Lean approach
In its early months, the DIA will focus its energies on Austrian SMEs and the country’s digital economy. But it will also lend its backing to work in other areas, such as supporting the use of GovTech and promoting digital education initiatives. The overall goal is to shine a light on how digital and IT can be used in positive ways, thereby lessening people’s apprehension about the possible impact of technologies such as artificial intelligence.

“We can take away a little bit of fear – many people are afraid of the future, especially when it comes to tech,” Tschas says. “The demystification of these technologies is important, and showing all the really cool solutions you can have with AI [for example]. That doesn't mean that you shouldn’t also be aware of the downside, but I think we are now focusing more on the downside of AI. And we want to show really cool examples.”

The economy in Austria.. is growing quite well. And maybe, for example, a carpenter with 15 employees is not thinking about digitalisation… but I think now is the time to think about the next steps. Because, as we know this, the pace of technology is evolving so fast… every company needs to be ahead of the game.

He points to existing instances of artificial intelligence-powered technologies that can be used in breast-cancer screening or in detecting reading difficulties in children.

“We need to bring these examples in front of the curtain and say ‘see – this is possible’,” Tschas says.
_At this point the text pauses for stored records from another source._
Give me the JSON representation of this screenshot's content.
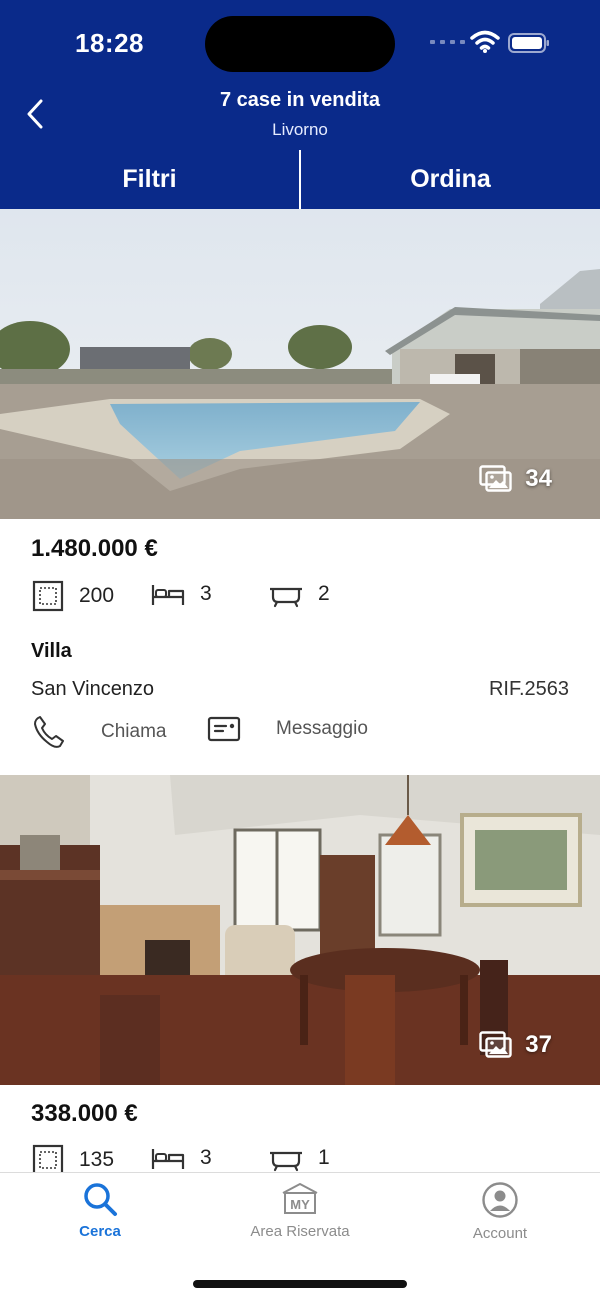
{
  "status_bar": {
    "time": "18:28"
  },
  "header": {
    "title": "7 case in vendita",
    "subtitle": "Livorno",
    "filters_label": "Filtri",
    "sort_label": "Ordina"
  },
  "listings": [
    {
      "photo_count": "34",
      "price": "1.480.000 €",
      "area": "200",
      "bedrooms": "3",
      "bathrooms": "2",
      "type": "Villa",
      "location": "San Vincenzo",
      "reference": "RIF.2563",
      "call_label": "Chiama",
      "message_label": "Messaggio"
    },
    {
      "photo_count": "37",
      "price": "338.000 €",
      "area": "135",
      "bedrooms": "3",
      "bathrooms": "1"
    }
  ],
  "tabbar": {
    "items": [
      {
        "label": "Cerca",
        "icon": "search-icon",
        "active": true
      },
      {
        "label": "Area Riservata",
        "icon": "my-area-icon",
        "active": false
      },
      {
        "label": "Account",
        "icon": "account-icon",
        "active": false
      }
    ],
    "my_badge": "MY"
  },
  "colors": {
    "header_bg": "#0a2a8a",
    "active_tab": "#1a73d9",
    "inactive_tab": "#8c8c8c"
  }
}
The DIA will also work with colleagues across the other ministries of the federal government – each of which has its own chief digital officer, who all meet regularly with the digital agency, both individually and as a collective, Tschas says.
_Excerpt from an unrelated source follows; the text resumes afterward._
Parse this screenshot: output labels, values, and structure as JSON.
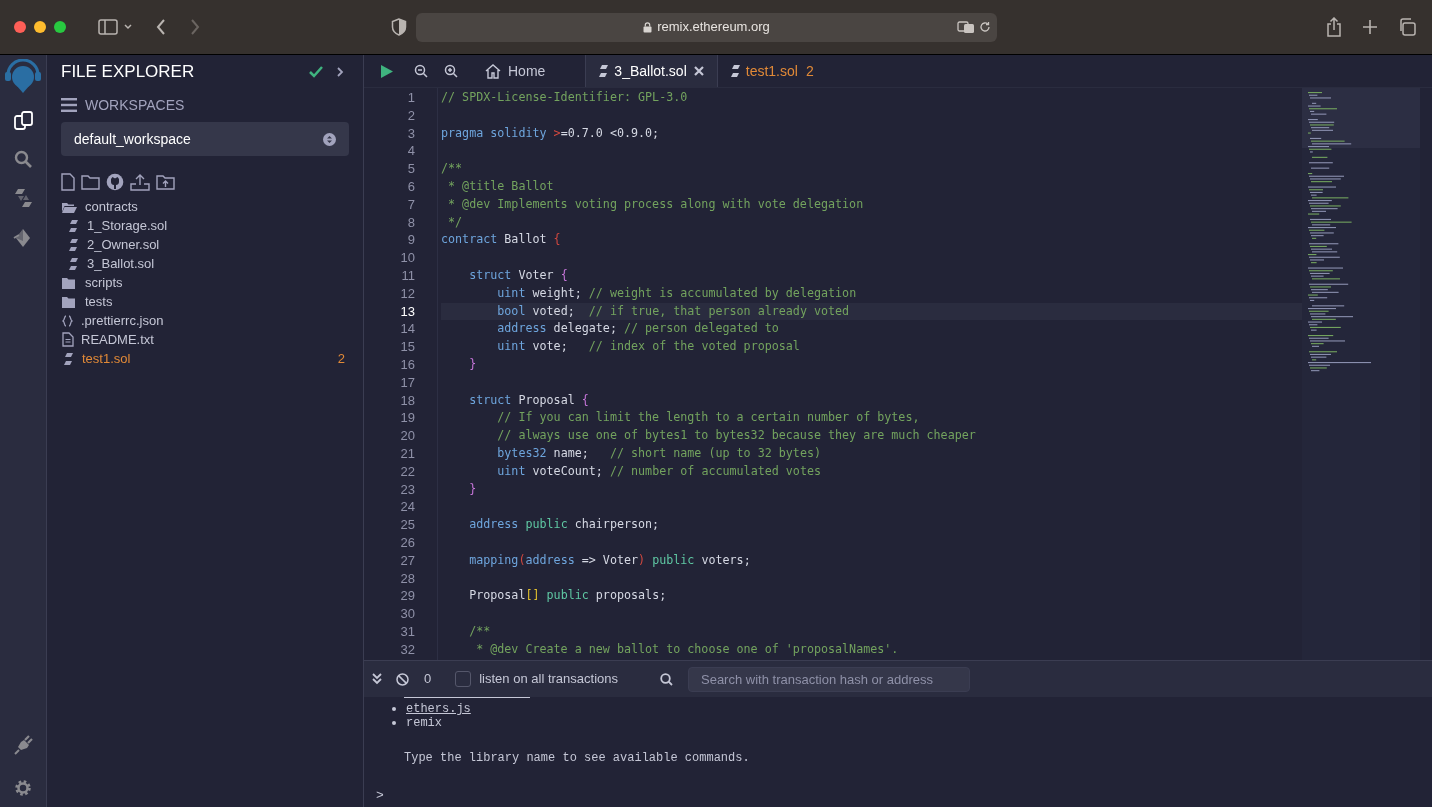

The coming weeks will be dedicated to “listening and understanding”, ahead of a kick-off meeting in February where DIA will present its objectives for the months ahead and how it plans to achieve them. After which, Tschas intends to hit the ground running and begin offering services to SMEs as soon as possible – mirroring the “lean approach” he followed in his previous career in the start-up world.

“This means if we think of a service or a product that helps small and medium enterprises, then we go out and test it,” he says. “It's not that you develop it for months and years, but rather see if it really helps.”


About the author

Sam Trendall is editor of PublicTechnology

Share this page




Please login to post a comment or register for a free account.

Related Articles

Watch: NHS and industry experts discuss opportunities and challenges of AI
4 October 2019

Webinar discussion – which is available to view for free – covers ethics, technical barriers, and key use cases of artificial intelligence

AI Week: Turing Institute on why government should use data science to ‘make better policy’
3 October 2019

Helen Margetts and Cosmina Dorobantu from the Turing’s public policy programme talk to PublicTechnology about ethics, explainability, and why government has ‘unique expertise’ it can...

AI fought the law?
4 October 2019

The relationship between artificial intelligence and the law is receiving ever greater focus – while somehow becoming less clear. PublicTechnology looks at the role that regulators and...

AI and public sector – combining to create high performance governments
4 October 2019

Joel Cherkis from UiPath examines why governnments should not be thinking about whether to deploy either robotics or AI – but how the two can work in unison to deliver greater benefits

Related Sponsored Articles

Protecting what matters most: Security for growth
15 October 2019

Security can help you grow whilst protecting the very core of your organisation, writes BT 

Secure SD-WAN: Security by design
8 October 2019

BT looks at how to secure your SD-WAN services, starting with security by design 

Cloud security – it’s not black and white
1 October 2019

Nigel Hawthorn looks at how to review cloud use, report on risks and apply policies to reduce likely data loss incidents in this latest insight from BT

The CISOs and CIOs guide to securing networks in a digital age
24 September 2019

New network technology creates new risk, but the same technology is driving a step-change in how we think about security, writes BT